Additionally, Rhode Island has pledged to reach 1,000 megawatts of clean energy by the end of 2020. And both Connecticut and Maine have increased their renewable energy targets – pledging that 40% and 80% of their electricity will come from clean resources by 2030, respectively.
Beyond the drive to grow clean energy production within their borders, New England states have also pledged – and in some cases mandated – sharp drops in climate-damaging emissions by 2050. Massachusetts, Connecticut, and Maine all have laws on the books that mandate these emissions cuts. All of this necessitates a shift in ISO-NE’s gas-heavy perspective on power generation to one that accommodates the states plans to draw down emissions by relying on clean energy.
With clean energy growing at such a fast pace in the region and climate scientists warning of such dire consequences without urgent action, there’s no more time to waste arguing about new gas pipelines and power plants, says Cunningham. “ISO-New England can either be a help or a hindrance,” he continues.

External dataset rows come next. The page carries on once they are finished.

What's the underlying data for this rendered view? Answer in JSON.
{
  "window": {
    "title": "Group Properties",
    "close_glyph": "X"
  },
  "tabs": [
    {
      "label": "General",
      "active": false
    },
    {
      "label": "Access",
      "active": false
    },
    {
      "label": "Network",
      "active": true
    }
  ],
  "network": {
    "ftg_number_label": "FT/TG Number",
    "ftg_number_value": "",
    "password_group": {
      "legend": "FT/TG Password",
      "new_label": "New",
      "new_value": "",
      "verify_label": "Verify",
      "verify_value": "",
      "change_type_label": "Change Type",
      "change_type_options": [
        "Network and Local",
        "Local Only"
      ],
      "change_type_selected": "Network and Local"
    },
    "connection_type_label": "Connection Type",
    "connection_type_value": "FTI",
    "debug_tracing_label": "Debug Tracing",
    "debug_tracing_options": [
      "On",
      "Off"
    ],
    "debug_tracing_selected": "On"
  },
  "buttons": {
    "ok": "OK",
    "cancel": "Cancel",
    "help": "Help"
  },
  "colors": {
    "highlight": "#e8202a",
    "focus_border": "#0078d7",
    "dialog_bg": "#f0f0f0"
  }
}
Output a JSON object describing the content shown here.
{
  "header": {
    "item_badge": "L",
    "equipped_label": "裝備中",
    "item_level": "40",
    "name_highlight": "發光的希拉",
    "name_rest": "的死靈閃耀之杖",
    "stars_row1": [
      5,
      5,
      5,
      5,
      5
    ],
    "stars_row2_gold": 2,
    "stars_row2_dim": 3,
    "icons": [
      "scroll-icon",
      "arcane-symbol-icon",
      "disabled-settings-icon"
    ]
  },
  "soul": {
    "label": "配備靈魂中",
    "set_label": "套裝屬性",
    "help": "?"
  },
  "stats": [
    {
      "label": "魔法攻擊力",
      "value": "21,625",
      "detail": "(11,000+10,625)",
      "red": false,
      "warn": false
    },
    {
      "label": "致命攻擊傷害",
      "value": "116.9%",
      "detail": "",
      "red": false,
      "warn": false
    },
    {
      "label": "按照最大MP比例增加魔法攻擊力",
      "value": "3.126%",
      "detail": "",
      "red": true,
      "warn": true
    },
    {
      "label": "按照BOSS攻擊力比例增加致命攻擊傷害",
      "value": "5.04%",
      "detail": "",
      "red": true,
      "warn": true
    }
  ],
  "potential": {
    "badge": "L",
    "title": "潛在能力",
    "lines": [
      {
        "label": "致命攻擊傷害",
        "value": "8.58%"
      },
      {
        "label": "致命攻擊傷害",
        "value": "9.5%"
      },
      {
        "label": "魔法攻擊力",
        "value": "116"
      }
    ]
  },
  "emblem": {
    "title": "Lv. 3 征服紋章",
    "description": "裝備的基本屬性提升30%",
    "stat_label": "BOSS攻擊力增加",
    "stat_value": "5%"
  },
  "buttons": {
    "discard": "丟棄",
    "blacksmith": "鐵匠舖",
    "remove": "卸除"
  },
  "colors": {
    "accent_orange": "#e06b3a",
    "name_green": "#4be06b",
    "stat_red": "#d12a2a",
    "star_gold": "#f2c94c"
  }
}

It can choose to catch up with state efforts to cut fossil fuel use and transition to renewable energy sources. Or it can stick with Big Gas’s old, outdated playbook that claims fracked gas is the only answer to winter cold snaps. If it chooses the latter, it may be at its own peril.
Cunningham and his team aren’t waiting for ISO-New England to choose, however. They continue to work with allies to design market reforms the grid operator could implement to lessen the region’s dependence on gas and boost clean resources. If the grid operator fails to keep pace with the region’s energy transition on its own, however, then strong state policies that push gas out and pull clean energy in will force the matter. In states that have not yet passed laws mandating cuts in carbon emissions, CLF is working with allies and lawmakers to pass them. Where those laws already exist, the organization is bolstering them with concrete and aggressive action plans.
With the arrival of winter, the gas industry’s paid fearmongers make their annual appearance in the region’s media outlets. Their chorus – and ISO-New England’s – is familiar and predictable. It's also exaggerated and overstated. “The bottom line is that our electricity supply is secure and will only become more so as we wean ourselves off of fossil fuels,” says Cunningham. “What’s at stake here is not the false threat of rolling blackouts, but the urgent threat to our climate future. It’s time to turn down the gas for good.”
A version of this story originally appeared in the Winter 2019 issue of Conservation Matters.